On Sunday, Graham said he'd be "glad to pass it tomorrow" but clarified that he thinks "it would be good to have legislation protecting all special counsels".
Strzok was reassigned from the probe after he was found to have sent anti-Trump text messages.
"He talked with his counsel, who explained to an angry and frustrated president why it was a bad idea", Collins said.
In December, the Ethics Committee cleared Nunes in its investigation into whether he had disclosed classified information to the Trump White House, creating an avenue for the California Republican to return to the helm of the panel's Russian Federation investigation.
This story appears through a media sharing agreement with Bangor Daily News. Congressional Republicans show zero interest, and they're the ones in charge. The investigation got bigger and more risky. And Democratic Sen. Joe Manchin told CNN that "it's premature for [Congress] to go down that road".

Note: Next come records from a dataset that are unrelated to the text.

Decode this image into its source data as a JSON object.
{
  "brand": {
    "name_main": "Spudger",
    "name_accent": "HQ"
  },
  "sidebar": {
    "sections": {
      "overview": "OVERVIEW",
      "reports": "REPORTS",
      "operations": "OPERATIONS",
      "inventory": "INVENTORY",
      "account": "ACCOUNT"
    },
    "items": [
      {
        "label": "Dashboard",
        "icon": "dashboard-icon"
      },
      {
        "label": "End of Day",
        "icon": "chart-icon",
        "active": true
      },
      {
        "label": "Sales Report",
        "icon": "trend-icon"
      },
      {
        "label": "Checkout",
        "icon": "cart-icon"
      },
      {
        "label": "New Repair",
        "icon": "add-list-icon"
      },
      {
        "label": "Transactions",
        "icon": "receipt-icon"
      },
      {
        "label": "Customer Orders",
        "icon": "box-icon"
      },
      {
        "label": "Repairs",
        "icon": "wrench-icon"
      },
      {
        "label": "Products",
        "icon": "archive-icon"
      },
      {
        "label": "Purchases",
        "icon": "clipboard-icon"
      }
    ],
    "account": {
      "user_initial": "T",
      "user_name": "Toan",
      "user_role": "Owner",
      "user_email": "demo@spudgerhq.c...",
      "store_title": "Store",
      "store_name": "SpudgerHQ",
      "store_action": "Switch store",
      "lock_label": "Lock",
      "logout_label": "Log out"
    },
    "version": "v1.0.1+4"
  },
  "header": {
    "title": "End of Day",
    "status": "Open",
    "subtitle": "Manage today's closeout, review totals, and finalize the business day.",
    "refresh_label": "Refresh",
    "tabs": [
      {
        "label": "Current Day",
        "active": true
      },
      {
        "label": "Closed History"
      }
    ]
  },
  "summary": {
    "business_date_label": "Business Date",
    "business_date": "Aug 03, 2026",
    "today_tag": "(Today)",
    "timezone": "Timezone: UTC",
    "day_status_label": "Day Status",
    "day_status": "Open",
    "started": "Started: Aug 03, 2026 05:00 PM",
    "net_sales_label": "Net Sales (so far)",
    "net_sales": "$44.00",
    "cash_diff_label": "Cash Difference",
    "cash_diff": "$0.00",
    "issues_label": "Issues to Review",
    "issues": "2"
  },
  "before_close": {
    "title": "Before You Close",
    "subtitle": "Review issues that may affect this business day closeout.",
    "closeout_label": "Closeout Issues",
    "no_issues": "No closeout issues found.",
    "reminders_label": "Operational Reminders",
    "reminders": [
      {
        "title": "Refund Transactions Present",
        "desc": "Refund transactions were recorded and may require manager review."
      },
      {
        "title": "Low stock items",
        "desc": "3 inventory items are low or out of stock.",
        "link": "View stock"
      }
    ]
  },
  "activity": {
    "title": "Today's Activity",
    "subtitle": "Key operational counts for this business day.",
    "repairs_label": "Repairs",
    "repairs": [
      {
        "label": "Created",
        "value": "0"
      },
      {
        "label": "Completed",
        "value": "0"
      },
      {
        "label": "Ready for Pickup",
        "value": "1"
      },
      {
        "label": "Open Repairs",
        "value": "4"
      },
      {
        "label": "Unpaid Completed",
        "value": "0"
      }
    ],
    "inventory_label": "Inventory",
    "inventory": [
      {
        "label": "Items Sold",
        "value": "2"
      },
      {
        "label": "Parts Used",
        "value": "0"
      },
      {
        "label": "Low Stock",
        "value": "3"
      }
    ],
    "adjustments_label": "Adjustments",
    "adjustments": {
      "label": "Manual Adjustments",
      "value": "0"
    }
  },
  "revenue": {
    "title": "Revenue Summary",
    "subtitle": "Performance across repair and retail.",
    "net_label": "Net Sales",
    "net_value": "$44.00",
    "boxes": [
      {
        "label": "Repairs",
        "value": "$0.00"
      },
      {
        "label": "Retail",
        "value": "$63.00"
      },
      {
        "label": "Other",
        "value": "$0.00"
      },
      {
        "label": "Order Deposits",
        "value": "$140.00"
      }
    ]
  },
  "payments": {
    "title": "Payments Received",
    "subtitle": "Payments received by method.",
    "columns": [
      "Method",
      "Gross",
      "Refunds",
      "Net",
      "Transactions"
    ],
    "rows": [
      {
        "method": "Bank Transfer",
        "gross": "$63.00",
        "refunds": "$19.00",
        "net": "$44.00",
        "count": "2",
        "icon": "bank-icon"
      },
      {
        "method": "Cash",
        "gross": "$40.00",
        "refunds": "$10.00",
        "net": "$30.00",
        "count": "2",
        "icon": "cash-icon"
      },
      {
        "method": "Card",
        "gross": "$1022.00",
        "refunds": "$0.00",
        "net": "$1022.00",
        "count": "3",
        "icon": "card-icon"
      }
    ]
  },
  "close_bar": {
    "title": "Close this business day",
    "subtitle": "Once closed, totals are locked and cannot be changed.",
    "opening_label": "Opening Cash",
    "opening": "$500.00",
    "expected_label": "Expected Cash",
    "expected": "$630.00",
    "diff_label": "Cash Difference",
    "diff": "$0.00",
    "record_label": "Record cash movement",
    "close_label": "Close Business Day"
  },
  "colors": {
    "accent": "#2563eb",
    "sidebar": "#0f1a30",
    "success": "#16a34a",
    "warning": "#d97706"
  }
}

The panel voted last week to allow House lawmakers to view the memo in the committee's secure spaces.